TASK DIRECTIONS: Scan the records below. Copy every line in which the word "count" appears.

--- GIVEN DATA Enclosed Below ---

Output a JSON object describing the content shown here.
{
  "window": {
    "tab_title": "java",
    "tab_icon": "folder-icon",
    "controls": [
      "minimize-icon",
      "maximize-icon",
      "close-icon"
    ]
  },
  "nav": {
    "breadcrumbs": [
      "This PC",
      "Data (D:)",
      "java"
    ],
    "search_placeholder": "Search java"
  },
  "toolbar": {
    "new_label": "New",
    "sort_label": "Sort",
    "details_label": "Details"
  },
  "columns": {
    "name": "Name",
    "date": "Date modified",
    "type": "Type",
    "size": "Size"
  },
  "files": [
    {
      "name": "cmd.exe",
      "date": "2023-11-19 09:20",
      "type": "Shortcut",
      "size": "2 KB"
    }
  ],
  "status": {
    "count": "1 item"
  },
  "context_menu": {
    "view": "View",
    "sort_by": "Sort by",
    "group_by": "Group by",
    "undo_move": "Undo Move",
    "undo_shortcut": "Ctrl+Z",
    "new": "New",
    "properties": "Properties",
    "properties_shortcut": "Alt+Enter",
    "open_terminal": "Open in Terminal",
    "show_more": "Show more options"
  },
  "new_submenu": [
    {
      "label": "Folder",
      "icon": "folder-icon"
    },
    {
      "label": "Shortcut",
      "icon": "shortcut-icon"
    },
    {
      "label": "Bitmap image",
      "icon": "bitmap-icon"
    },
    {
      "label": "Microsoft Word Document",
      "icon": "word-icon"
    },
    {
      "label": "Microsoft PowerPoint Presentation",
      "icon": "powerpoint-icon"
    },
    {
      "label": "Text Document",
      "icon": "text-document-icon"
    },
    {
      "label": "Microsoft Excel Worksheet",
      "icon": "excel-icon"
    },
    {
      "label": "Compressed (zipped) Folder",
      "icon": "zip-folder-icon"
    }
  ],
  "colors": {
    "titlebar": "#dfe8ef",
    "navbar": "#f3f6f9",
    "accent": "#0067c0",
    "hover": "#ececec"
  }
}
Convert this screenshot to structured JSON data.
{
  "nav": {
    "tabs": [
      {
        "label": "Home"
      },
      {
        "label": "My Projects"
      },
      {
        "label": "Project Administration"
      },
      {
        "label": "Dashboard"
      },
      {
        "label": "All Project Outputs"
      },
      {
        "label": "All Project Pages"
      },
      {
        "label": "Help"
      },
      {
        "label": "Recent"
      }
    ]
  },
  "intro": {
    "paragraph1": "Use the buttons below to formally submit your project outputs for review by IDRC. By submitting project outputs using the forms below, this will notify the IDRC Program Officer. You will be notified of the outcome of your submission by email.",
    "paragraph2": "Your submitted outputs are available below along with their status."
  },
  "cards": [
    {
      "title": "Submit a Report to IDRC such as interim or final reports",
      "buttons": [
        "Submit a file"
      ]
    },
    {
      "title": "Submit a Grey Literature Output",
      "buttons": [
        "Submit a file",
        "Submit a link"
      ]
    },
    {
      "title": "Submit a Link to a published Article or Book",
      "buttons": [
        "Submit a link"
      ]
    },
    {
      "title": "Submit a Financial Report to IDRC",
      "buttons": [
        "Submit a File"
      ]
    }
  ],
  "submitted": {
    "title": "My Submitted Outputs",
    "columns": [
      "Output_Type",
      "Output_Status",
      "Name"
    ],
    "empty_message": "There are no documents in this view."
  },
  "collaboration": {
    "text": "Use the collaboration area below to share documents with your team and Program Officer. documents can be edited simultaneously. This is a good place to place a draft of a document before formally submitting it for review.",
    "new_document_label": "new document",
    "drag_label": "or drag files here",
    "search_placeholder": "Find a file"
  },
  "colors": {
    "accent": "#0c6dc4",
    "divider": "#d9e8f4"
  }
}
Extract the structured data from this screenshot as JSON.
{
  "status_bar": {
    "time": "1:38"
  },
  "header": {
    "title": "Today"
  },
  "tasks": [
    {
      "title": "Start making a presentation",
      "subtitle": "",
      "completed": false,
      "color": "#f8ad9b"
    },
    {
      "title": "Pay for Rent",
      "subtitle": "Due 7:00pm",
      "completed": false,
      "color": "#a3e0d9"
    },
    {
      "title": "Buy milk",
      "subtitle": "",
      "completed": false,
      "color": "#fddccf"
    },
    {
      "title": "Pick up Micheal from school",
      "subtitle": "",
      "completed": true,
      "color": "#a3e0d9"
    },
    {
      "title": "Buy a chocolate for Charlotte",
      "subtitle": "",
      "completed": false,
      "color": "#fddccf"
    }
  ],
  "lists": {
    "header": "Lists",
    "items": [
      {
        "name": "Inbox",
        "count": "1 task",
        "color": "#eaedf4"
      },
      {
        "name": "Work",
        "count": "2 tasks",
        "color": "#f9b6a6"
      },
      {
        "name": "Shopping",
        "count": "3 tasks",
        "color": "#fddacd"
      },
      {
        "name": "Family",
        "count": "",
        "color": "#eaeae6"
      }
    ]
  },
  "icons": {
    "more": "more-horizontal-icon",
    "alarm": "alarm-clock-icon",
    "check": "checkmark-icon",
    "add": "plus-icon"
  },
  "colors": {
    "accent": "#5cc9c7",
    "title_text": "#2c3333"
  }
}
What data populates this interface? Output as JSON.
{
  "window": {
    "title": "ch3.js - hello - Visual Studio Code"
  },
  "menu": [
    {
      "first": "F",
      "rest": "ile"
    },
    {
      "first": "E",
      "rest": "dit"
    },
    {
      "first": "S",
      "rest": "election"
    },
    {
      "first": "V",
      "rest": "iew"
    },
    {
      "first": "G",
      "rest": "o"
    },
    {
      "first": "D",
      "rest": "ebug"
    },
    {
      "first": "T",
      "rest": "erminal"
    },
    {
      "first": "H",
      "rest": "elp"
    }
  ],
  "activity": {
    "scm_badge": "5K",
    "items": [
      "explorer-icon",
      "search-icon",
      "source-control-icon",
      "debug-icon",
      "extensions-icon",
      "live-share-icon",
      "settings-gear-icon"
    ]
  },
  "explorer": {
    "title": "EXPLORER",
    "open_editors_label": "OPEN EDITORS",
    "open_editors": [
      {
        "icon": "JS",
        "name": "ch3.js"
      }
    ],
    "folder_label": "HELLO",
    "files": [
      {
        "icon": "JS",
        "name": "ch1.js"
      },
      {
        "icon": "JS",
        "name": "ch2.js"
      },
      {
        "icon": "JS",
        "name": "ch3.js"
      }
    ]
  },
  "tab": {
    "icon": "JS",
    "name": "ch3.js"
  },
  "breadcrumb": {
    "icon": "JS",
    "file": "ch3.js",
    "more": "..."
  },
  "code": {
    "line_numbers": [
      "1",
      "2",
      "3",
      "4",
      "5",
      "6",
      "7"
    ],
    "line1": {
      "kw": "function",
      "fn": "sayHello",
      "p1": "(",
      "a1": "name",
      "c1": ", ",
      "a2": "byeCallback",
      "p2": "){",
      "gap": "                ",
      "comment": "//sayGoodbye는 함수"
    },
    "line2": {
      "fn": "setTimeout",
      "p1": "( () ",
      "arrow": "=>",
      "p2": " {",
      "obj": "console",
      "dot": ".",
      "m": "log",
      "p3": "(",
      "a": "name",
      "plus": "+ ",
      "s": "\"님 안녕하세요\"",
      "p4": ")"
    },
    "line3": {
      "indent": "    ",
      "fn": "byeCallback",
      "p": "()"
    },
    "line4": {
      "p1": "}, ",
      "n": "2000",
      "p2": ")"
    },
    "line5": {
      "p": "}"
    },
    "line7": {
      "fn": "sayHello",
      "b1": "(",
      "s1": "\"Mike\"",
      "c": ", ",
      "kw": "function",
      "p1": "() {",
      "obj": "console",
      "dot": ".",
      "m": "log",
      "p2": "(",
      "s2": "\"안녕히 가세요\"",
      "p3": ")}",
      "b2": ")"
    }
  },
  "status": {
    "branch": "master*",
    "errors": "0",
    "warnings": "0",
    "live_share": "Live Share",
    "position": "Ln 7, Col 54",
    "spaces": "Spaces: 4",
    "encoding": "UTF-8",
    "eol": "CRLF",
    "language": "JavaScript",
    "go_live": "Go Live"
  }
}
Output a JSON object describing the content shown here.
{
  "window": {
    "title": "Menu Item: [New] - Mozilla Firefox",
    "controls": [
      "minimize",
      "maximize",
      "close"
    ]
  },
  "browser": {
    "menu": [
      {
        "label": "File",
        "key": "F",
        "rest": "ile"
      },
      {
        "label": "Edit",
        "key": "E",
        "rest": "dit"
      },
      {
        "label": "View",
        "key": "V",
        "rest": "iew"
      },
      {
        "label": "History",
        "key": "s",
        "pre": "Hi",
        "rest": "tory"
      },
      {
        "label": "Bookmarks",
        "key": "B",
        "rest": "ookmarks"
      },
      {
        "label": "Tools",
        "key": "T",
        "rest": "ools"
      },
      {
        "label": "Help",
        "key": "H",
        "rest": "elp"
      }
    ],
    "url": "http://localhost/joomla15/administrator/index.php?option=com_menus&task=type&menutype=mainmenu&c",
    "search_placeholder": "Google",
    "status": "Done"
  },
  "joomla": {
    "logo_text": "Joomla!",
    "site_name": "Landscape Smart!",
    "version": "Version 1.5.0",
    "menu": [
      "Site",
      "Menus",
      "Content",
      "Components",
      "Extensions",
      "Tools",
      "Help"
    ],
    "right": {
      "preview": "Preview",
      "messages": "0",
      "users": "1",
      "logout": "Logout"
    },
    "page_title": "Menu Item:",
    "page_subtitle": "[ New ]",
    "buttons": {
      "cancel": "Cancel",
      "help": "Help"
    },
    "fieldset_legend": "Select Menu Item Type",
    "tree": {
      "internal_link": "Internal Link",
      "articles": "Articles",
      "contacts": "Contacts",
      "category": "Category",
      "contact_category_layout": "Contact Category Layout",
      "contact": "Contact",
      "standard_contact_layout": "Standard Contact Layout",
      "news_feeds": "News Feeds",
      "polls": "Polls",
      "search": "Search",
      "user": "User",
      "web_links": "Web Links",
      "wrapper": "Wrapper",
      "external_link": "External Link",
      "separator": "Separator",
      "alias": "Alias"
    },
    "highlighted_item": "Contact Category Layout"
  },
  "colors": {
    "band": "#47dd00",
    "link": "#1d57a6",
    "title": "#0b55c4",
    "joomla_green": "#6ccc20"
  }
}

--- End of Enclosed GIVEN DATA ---

YOUR SOLUTION:
    "count": "1 item"
        "count": "1 task",
        "count": "2 tasks",
        "count": "3 tasks",
        "count": "",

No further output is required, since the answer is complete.